“The dogs would really enjoy the space,” her husband agreed with a wistful look out of the window.  His hair was neatly combed and looked the way flour does when it becomes wet.

“You could probably build, like Edward and Barbara did.”  The third of the trio was female and was either the sister of the woman with the sunflower top, or one of those people who likes to befriend others who have a similar physical appearance.

“It’s so remote.  I bet you probably wouldn’t have to see anybody for days.  How perfect!”

“That’s a point,” the husband chimed in, sipping from his coffee cup as he considered retirement in rural Argyll.  “How would the boy from the bottom of the road get us the cocaine?”

By the time I arrived in Perth, autumn had put on its winter jacket.  I disembarked from the train and immediately played the U2 song Where The Streets Have No Name, which is a habit I have any time I visit somewhere new and unfamiliar, when I know I am going to get lost.  It took me longer than necessary to find my hotel for the night, and when I eventually did my hands were raw and my hangover had all but gone.  Although Perth is an old and historic city which is hugged by the River Tay, I only had eyes for its bars.  Drinking beer down by the river put me in mind of a Neil Young song, but I couldn’t place which one.  At three o’clock I met with my brother and a work colleague who resides in the area to watch the football scores come in.  We pored over our respective betting coupons, and at half-time, they were looking quite promising.  With great excitement we were discussing what we might do with the tremendous fortunes we were each destined to win in the coming hour, though by the time we walked the short distance from The King James to The Foundry we had lost more than our sobriety.

All manner of ghoulish characters were stalking the short streets of the city centre when night fell.  Whilst I initially thought that the people of Perth didn’t care as much for their appearance as those in more trendy places like Glasgow or Edinburgh, and I was verging on accusing the cleaning staff in the watering holes I visited of slacking on the job when it came to dusting the cobwebs which were dangling from the ceiling, I soon remembered that it was the weekend before Halloween and this probably wasn’t a regular sight.

On the plaza of the Concert Hall, a spectacular light show was taking place to celebrate the holiday.  Families of witches and vampires and the Predator from the Alien vs Predator movie filled the streets.  This made for quite a scene as hundreds of people dressed in plaid shirts of varying colours made their way into the venue to see the popular Swedish folk duo First Aid Kit.  The auditorium was more compact than I was expecting, which made for an intimate setting where every spot on the floor felt close to the stage.

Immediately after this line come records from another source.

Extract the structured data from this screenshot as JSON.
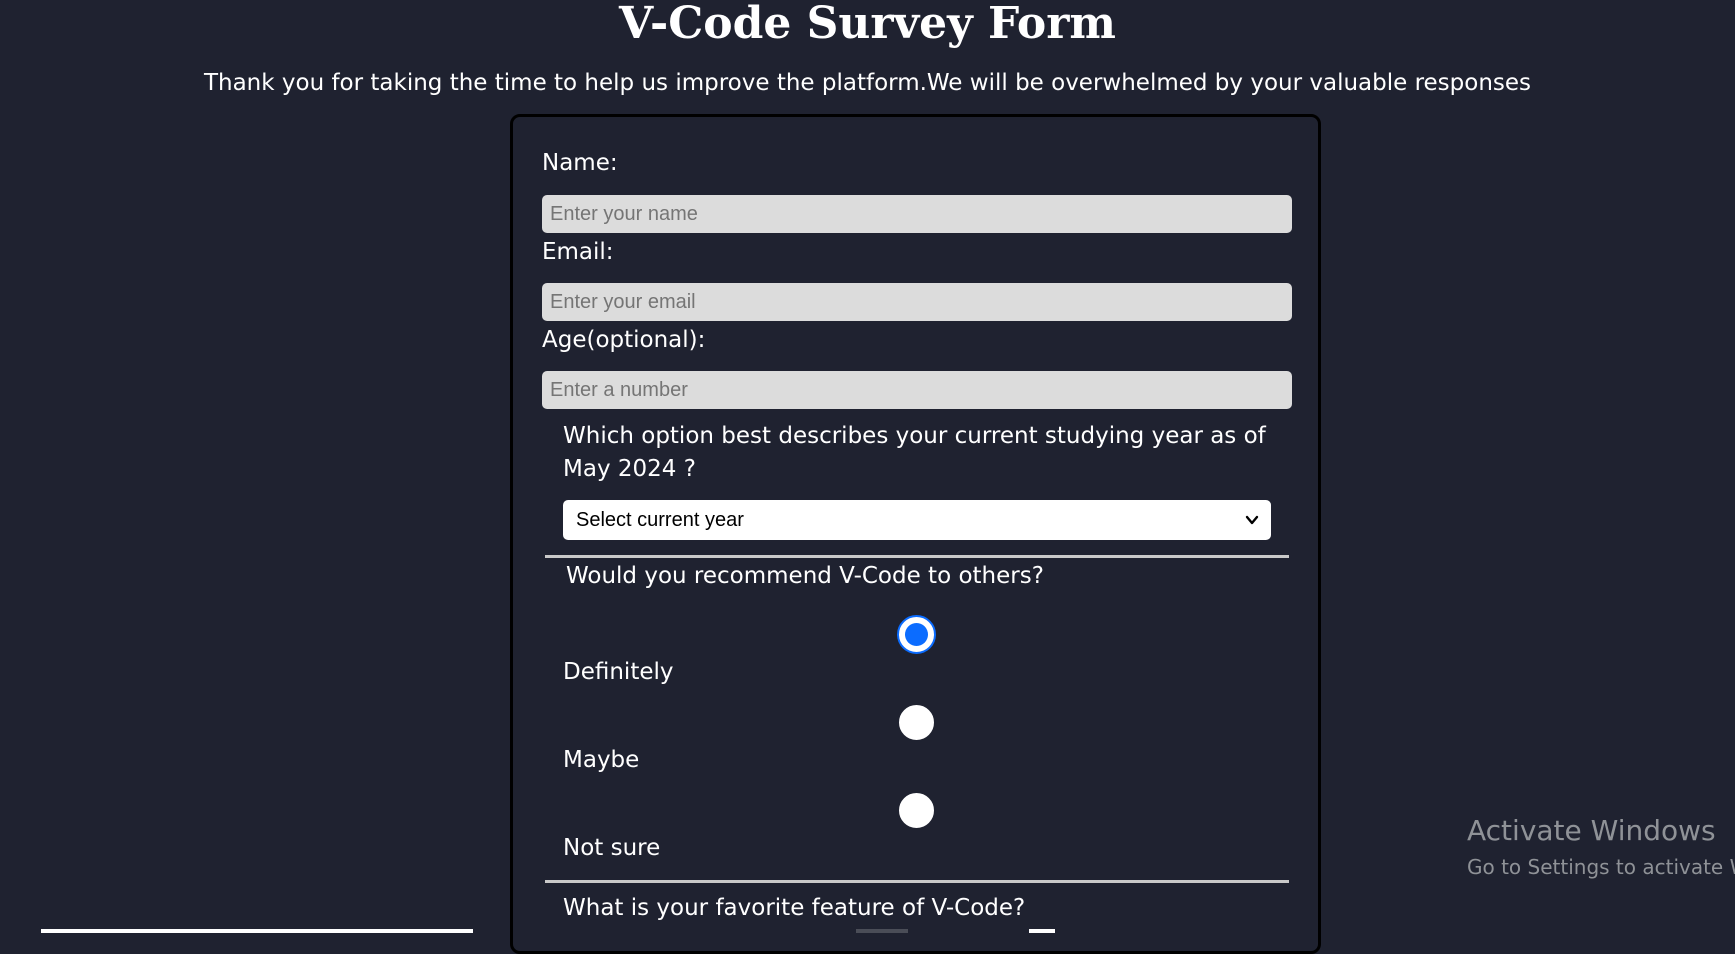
{
  "header": {
    "title": "V-Code Survey Form",
    "subtitle": "Thank you for taking the time to help us improve the platform.We will be overwhelmed by your valuable responses"
  },
  "form": {
    "name": {
      "label": "Name:",
      "placeholder": "Enter your name",
      "value": ""
    },
    "email": {
      "label": "Email:",
      "placeholder": "Enter your email",
      "value": ""
    },
    "age": {
      "label": "Age(optional):",
      "placeholder": "Enter a number",
      "value": ""
    },
    "studying_year": {
      "question": "Which option best describes your current studying year as of May 2024 ?",
      "selected": "Select current year",
      "icon": "chevron-down-icon"
    },
    "recommend": {
      "question": "Would you recommend V-Code to others?",
      "options": [
        {
          "label": "Definitely",
          "checked": true
        },
        {
          "label": "Maybe",
          "checked": false
        },
        {
          "label": "Not sure",
          "checked": false
        }
      ],
      "accent_color": "#0b6cff"
    },
    "favorite_feature": {
      "question": "What is your favorite feature of V-Code?"
    }
  },
  "watermark": {
    "title": "Activate Windows",
    "subtitle": "Go to Settings to activate W"
  },
  "colors": {
    "background": "#1f2230",
    "input_background": "#dcdcdc",
    "text": "#ffffff"
  }
}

The Swedish sisters serenaded the sold-out audience with their beautiful harmonies, their voices sounding the way a great piece of art looks.  Every note stirred an emotion within me, although a level of drunkenness contributed to what I was feeling. The set passed very quickly and was a musical triumph.

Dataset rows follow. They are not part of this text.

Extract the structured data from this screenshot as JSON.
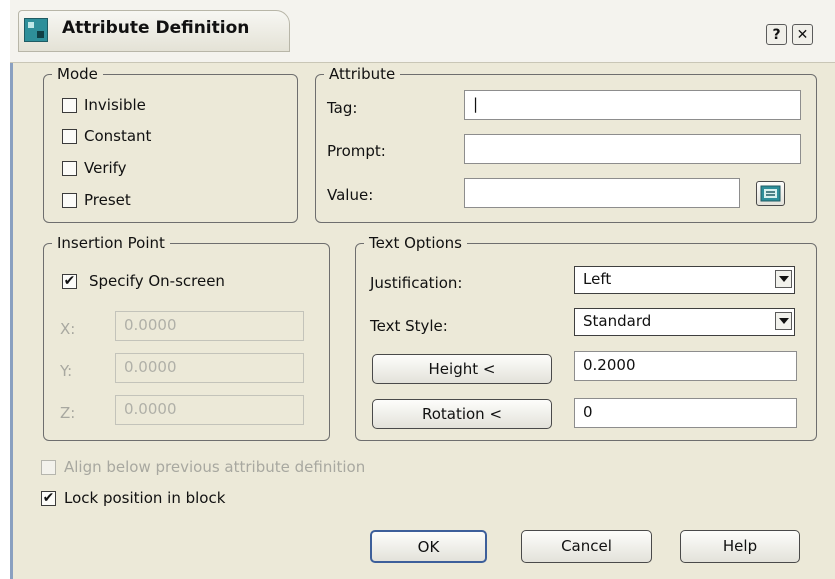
{
  "window": {
    "title": "Attribute Definition",
    "help_glyph": "?",
    "close_glyph": "✕"
  },
  "mode": {
    "legend": "Mode",
    "items": [
      {
        "label": "Invisible",
        "checked": false
      },
      {
        "label": "Constant",
        "checked": false
      },
      {
        "label": "Verify",
        "checked": false
      },
      {
        "label": "Preset",
        "checked": false
      }
    ]
  },
  "attribute": {
    "legend": "Attribute",
    "tag_label": "Tag:",
    "tag_value": "|",
    "prompt_label": "Prompt:",
    "prompt_value": "",
    "value_label": "Value:",
    "value_value": "",
    "field_button_icon": "insert-field-icon"
  },
  "insertion": {
    "legend": "Insertion Point",
    "specify_label": "Specify On-screen",
    "specify_checked": true,
    "x_label": "X:",
    "x_value": "0.0000",
    "y_label": "Y:",
    "y_value": "0.0000",
    "z_label": "Z:",
    "z_value": "0.0000"
  },
  "text_options": {
    "legend": "Text Options",
    "justification_label": "Justification:",
    "justification_value": "Left",
    "style_label": "Text Style:",
    "style_value": "Standard",
    "height_button": "Height <",
    "height_value": "0.2000",
    "rotation_button": "Rotation <",
    "rotation_value": "0"
  },
  "options": {
    "align_label": "Align below previous attribute definition",
    "align_checked": false,
    "lock_label": "Lock position in block",
    "lock_checked": true
  },
  "buttons": {
    "ok": "OK",
    "cancel": "Cancel",
    "help": "Help"
  },
  "colors": {
    "dialog_bg": "#ece9d8",
    "border": "#6e6e6e",
    "disabled": "#a8a8a0",
    "icon_accent": "#2e8f9a"
  }
}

After the gig, I drank in the Green Room, which seemed larger than a room and would probably be more appropriately classed a hall.  The bar was decorated in keeping with the Halloween theme, and amongst the spooky monsters and bloodied figures around the place were some spirits I was interested in.  I sampled a blend of whisky from the Isle of Jura and found that it didn’t burn my throat the way a malt usually does, so I continued to order it until the bar closed.  As I was walking back to my hotel, my breath was warm with whisky, and it escaped into the frozen night air, making me feel like a mighty dragon.  It was not long after one o’clock, although I couldn’t be sure if the time had already gone back an hour to mark the end of British Summer Time.  I spilled myself into the luxuriously comfortable hotel bed and slept well into the morning.  My dreams were as silent as a conversation on the train, though the hangover was like a lion’s roar.